Work instruction: The reply should contain every line of the data, repeated exactly, and no pictures.

Input data:

____________________

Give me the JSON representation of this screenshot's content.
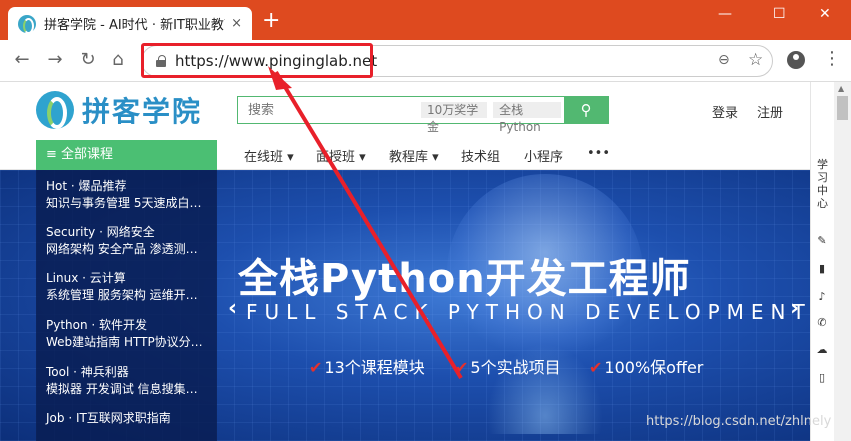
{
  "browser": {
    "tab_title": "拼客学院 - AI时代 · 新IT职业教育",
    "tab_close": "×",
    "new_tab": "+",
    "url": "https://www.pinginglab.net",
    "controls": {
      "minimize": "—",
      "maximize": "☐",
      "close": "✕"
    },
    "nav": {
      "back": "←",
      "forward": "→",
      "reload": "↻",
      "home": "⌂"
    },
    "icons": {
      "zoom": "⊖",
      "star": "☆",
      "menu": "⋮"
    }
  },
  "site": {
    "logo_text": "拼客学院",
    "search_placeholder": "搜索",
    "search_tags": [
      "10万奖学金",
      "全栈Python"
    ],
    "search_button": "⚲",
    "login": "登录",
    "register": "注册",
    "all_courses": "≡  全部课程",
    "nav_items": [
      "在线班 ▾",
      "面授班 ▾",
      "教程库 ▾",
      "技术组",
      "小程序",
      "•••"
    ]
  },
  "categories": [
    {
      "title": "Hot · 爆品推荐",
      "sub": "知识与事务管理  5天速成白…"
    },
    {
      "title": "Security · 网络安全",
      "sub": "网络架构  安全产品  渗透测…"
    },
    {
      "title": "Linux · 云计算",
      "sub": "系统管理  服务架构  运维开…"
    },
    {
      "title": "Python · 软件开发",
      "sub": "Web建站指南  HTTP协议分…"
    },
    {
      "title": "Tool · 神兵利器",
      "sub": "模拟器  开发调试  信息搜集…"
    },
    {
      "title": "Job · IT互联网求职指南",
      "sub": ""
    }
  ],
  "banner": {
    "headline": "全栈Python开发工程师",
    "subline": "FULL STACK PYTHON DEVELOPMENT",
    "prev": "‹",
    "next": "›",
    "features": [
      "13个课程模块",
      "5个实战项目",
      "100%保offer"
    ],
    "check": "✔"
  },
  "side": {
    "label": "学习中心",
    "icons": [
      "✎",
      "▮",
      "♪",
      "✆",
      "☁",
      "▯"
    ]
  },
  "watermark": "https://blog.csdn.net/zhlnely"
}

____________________

Answer to the problem:
Give me the JSON representation of this screenshot's content.
{
  "browser": {
    "tab_title": "拼客学院 - AI时代 · 新IT职业教育",
    "tab_close": "×",
    "new_tab": "+",
    "url": "https://www.pinginglab.net",
    "controls": {
      "minimize": "—",
      "maximize": "☐",
      "close": "✕"
    },
    "nav": {
      "back": "←",
      "forward": "→",
      "reload": "↻",
      "home": "⌂"
    },
    "icons": {
      "zoom": "⊖",
      "star": "☆",
      "menu": "⋮"
    }
  },
  "site": {
    "logo_text": "拼客学院",
    "search_placeholder": "搜索",
    "search_tags": [
      "10万奖学金",
      "全栈Python"
    ],
    "search_button": "⚲",
    "login": "登录",
    "register": "注册",
    "all_courses": "≡  全部课程",
    "nav_items": [
      "在线班 ▾",
      "面授班 ▾",
      "教程库 ▾",
      "技术组",
      "小程序",
      "•••"
    ]
  },
  "categories": [
    {
      "title": "Hot · 爆品推荐",
      "sub": "知识与事务管理  5天速成白…"
    },
    {
      "title": "Security · 网络安全",
      "sub": "网络架构  安全产品  渗透测…"
    },
    {
      "title": "Linux · 云计算",
      "sub": "系统管理  服务架构  运维开…"
    },
    {
      "title": "Python · 软件开发",
      "sub": "Web建站指南  HTTP协议分…"
    },
    {
      "title": "Tool · 神兵利器",
      "sub": "模拟器  开发调试  信息搜集…"
    },
    {
      "title": "Job · IT互联网求职指南",
      "sub": ""
    }
  ],
  "banner": {
    "headline": "全栈Python开发工程师",
    "subline": "FULL STACK PYTHON DEVELOPMENT",
    "prev": "‹",
    "next": "›",
    "features": [
      "13个课程模块",
      "5个实战项目",
      "100%保offer"
    ],
    "check": "✔"
  },
  "side": {
    "label": "学习中心",
    "icons": [
      "✎",
      "▮",
      "♪",
      "✆",
      "☁",
      "▯"
    ]
  },
  "watermark": "https://blog.csdn.net/zhlnely"
}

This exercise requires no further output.